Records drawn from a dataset
= = = = = = =
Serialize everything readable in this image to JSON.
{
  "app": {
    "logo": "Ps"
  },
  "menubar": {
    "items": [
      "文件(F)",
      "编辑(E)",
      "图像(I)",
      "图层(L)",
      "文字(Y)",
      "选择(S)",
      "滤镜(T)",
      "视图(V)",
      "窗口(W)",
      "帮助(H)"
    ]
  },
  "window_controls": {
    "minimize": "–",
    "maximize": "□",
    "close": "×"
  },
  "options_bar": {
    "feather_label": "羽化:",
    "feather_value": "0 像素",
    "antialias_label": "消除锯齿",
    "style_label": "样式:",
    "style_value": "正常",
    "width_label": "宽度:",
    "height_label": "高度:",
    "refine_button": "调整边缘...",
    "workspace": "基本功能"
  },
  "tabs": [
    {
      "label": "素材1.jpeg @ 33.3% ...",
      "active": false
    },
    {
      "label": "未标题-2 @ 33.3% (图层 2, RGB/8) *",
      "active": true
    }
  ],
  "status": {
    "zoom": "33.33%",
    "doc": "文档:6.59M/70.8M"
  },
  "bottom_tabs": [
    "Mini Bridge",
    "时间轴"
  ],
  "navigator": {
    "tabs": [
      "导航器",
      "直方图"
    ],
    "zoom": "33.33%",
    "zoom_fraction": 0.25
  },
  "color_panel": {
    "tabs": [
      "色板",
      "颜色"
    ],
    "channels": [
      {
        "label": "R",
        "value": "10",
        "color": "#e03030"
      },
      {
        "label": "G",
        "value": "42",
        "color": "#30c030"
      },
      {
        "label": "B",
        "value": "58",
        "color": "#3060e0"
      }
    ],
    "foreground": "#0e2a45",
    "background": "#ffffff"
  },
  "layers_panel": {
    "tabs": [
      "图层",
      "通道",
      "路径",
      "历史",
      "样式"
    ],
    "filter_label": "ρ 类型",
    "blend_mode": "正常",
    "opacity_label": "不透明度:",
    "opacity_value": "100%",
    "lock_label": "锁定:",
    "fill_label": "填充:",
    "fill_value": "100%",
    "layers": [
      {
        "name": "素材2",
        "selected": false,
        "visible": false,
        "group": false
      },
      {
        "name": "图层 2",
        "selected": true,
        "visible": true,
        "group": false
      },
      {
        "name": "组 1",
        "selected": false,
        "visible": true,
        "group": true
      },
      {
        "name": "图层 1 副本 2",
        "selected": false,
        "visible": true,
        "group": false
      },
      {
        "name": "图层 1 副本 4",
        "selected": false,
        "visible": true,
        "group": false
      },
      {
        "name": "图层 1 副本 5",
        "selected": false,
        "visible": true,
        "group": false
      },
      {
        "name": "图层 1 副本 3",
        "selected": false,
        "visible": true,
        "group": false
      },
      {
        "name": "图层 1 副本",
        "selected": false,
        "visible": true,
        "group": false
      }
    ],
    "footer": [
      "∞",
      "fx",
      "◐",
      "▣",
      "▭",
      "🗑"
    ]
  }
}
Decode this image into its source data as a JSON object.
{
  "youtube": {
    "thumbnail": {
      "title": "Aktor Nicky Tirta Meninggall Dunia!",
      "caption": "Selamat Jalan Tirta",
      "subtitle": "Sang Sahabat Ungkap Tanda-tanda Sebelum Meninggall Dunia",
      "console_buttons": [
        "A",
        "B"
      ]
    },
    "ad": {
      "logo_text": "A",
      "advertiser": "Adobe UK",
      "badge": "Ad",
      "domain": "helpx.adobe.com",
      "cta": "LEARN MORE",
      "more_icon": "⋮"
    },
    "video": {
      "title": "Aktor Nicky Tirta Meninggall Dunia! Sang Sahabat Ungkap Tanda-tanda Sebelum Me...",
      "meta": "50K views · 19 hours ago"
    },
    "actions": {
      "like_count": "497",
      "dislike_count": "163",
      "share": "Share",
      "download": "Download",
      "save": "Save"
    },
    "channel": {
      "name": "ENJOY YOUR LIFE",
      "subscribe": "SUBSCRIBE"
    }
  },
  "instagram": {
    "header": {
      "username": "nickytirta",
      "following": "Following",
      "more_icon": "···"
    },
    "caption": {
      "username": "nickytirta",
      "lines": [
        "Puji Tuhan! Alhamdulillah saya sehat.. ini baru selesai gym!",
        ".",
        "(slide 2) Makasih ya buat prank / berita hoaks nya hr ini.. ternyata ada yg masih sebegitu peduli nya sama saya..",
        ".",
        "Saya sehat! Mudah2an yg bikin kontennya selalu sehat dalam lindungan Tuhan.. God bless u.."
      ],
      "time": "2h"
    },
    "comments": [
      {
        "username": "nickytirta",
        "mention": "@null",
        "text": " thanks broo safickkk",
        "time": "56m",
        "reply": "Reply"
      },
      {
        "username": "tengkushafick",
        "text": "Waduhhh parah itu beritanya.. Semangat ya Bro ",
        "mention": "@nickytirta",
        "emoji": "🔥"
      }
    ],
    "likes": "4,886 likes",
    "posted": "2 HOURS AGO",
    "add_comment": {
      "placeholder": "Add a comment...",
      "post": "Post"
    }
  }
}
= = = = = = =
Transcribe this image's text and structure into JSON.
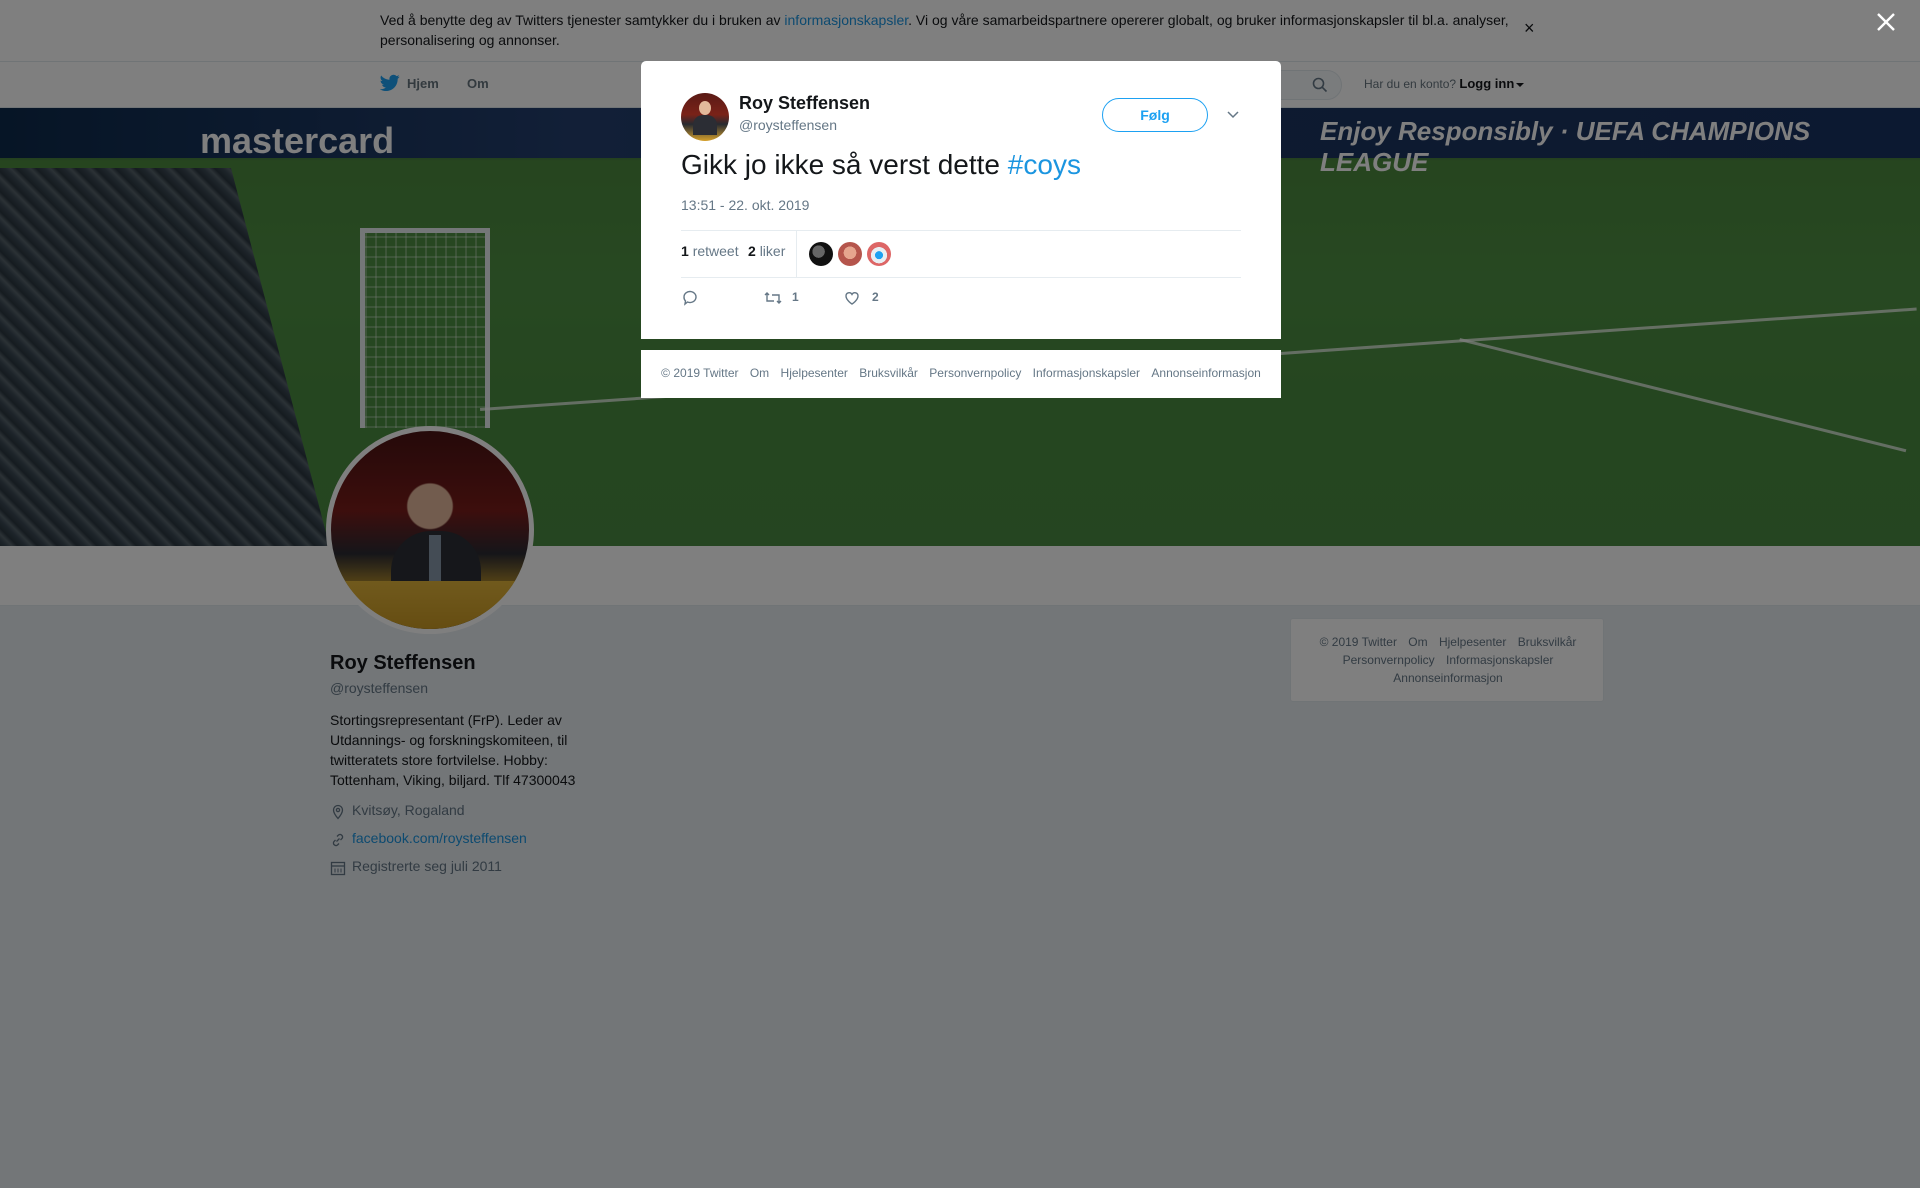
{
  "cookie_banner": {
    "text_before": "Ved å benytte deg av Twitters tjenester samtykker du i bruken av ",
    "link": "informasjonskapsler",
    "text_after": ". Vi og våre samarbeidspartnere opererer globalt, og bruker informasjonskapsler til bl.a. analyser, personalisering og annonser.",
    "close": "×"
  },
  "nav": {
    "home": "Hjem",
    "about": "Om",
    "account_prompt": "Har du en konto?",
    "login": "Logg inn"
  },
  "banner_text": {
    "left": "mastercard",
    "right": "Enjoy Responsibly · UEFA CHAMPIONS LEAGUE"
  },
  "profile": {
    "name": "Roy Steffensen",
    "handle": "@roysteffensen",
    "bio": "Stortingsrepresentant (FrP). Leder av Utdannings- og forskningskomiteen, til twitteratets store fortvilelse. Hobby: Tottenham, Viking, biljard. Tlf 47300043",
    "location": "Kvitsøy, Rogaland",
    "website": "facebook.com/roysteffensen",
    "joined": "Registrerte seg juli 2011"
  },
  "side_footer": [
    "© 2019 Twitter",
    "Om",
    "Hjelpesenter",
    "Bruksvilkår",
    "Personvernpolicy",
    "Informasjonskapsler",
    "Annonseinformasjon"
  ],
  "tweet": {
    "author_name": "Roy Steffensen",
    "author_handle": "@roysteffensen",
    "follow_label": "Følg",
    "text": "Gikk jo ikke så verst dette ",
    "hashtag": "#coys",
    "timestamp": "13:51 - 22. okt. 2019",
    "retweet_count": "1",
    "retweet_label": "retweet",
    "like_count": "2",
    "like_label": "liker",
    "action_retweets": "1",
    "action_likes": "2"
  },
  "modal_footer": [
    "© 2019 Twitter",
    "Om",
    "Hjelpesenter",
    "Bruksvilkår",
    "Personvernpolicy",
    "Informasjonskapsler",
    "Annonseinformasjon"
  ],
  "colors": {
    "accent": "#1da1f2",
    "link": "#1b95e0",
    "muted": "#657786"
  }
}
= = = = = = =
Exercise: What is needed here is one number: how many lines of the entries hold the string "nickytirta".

Result of the exercise: 4